One of the reasons trades serve as a time-proven method of team-building is that the player -- poor indentured servant that he is -- hasn't a voice. It's two teams, bartering mostly in private, business performed behind the curtain, and agents and fans and teammates and wives and the media are not actors in the play. Trades eliminate the tiny variations or actions within a complex system will cause unforeseen, drastic changes to the system as a whole.
Attempting trades, if only for that reason, is a method superior to free-agent courting.
There was no way to calculate or predict the impact of Riley's envelope-pushing or Joe Johnson as a shiny object or "Shark Tank'' as a Cuban lure or Doc Rivers leaving Boston or Chandler Parsons having any influence on anything or anyone, ever.
The Mavs' next plan -- or heck, their next move of any kind -- should bow to the concept maybe first recognized by Aristotle, and then violated inside "Jurassic Park":
And maybe it does. Cuban points out that post-Dwight, "We had a Plan B and the Plan B was to put together the best possible team that not only gives us a chance to compete this season but creates a foundation for future seasons, knowing that we still have max cap room and flexibility to improve our team going forward.''
Have they done that? Nowitzki is at $22,721,381 but comes off the books next summer and is willing to give Dallas a massive home-town discount. Marion's at $9,316,796 and is an expiring. Ellis is at $8,000,000, a bargain compared to what his previous employer was offering. Same with Calderon at $6,791,570 (relative to his $11-mil salary last year.) The Mavs are in control of their future commitment to Dalembert at $3,700,748, less than half what last year's starting center (Kaman) made. B-Wright is a nice value at $5 mil and Carter is still a steal at $3,180,000. Ellington is at $2.6 mil. The Mavs will have Larkin at $1,280,800. Crowder is paid $788,872. James is done right there, too. Ledo is locked down at $544,000. Mekel is locked down at $490,180.
All that fits. A little more to come. (DeJuan Blair at the minimum?) And cap room for next summer as well.
Meanwhile, you'll note that there isn't a newly-inked one-year deal in the bunch. The "One-Year Contract Experiment'' of last year is dead, also a failed bit. And Cuban and Donnie have hired a new GM, Gersson Rosas, maybe the biggest change/admission of all ... and a humbling one, if you think about it.

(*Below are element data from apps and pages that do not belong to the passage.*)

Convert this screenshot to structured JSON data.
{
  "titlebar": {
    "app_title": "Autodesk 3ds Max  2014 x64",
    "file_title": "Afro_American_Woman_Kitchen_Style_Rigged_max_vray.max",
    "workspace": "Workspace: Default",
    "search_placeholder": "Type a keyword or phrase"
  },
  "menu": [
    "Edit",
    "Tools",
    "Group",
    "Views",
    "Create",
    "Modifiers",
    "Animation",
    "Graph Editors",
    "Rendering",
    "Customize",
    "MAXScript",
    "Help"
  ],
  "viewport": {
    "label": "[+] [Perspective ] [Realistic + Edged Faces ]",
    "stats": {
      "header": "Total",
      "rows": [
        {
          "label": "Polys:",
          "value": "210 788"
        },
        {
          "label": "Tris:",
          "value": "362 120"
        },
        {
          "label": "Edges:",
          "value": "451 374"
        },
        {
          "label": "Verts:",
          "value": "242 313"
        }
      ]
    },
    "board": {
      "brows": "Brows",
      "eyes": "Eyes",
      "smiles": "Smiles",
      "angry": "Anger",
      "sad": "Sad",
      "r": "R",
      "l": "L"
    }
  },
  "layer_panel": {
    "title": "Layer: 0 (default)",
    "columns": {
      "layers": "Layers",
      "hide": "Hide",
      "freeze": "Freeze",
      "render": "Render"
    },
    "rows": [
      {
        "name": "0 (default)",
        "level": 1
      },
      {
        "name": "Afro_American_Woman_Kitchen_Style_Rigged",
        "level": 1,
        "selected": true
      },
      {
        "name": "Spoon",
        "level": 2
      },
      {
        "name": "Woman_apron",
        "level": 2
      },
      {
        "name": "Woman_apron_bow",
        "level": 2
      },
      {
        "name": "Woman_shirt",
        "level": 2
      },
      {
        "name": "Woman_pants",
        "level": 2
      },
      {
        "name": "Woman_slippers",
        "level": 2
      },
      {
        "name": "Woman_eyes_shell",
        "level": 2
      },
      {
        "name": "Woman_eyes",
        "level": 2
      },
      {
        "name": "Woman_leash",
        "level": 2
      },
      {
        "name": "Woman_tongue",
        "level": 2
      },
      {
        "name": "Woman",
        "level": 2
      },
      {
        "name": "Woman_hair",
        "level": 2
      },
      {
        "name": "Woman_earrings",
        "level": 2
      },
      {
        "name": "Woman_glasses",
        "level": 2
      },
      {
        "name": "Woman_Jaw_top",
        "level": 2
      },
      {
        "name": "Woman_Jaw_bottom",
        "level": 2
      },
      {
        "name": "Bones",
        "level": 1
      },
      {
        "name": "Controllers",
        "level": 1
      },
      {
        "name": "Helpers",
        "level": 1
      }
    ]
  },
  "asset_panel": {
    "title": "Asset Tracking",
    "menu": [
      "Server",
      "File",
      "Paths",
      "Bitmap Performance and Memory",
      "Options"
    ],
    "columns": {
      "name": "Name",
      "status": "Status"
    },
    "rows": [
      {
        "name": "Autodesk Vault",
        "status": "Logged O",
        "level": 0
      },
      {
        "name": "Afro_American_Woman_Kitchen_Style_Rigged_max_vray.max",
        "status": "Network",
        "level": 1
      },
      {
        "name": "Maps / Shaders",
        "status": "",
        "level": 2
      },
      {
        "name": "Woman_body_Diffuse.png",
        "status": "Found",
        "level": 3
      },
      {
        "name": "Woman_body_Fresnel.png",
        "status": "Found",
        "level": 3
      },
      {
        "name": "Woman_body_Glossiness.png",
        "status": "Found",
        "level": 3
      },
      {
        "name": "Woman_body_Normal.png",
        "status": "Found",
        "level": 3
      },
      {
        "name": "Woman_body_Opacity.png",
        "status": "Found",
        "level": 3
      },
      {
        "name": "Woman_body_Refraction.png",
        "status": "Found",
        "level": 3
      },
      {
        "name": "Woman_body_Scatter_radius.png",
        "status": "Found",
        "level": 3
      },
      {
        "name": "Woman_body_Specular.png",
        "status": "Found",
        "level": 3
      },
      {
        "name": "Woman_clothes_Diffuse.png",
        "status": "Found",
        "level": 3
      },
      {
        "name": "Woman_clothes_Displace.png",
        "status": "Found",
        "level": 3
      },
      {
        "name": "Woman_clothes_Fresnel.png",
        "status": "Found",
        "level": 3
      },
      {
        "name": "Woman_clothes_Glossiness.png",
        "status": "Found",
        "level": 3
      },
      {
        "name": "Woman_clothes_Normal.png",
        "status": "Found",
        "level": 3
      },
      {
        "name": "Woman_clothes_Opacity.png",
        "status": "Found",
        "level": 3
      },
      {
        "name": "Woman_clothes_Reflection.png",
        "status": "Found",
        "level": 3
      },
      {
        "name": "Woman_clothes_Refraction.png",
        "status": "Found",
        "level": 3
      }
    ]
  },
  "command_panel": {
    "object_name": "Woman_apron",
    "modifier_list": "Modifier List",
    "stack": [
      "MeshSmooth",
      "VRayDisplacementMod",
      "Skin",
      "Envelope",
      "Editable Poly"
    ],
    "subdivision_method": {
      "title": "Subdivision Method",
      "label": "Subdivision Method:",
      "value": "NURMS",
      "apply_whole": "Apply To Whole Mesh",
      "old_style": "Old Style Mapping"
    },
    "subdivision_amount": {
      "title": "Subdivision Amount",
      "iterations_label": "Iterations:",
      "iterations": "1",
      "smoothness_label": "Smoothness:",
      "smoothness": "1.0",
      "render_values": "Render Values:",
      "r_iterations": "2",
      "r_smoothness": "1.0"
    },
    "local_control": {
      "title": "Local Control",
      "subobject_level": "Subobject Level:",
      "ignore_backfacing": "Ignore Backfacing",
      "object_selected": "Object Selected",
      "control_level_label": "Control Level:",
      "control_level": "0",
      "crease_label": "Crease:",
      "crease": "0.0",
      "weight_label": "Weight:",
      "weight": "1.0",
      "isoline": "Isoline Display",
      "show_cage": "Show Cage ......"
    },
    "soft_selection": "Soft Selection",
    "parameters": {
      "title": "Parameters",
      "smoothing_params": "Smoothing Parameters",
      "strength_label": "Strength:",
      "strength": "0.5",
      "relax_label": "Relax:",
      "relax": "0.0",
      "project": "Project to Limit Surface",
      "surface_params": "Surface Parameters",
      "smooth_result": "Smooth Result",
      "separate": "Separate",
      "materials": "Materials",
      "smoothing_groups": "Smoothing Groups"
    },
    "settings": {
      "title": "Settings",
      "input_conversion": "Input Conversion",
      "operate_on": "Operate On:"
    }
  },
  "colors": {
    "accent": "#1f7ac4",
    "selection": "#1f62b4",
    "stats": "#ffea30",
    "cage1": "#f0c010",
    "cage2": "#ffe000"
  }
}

"The kind of control you're attempting simply is... it's not possible. If there is one thing the history of evolution has taught us it's that life will not be contained. Life breaks free, it expands to new territories and crashes through barriers, painfully, maybe even dangerously, but,... I'm simply saying that life finds a way.'' – Dr. Ian Malcolm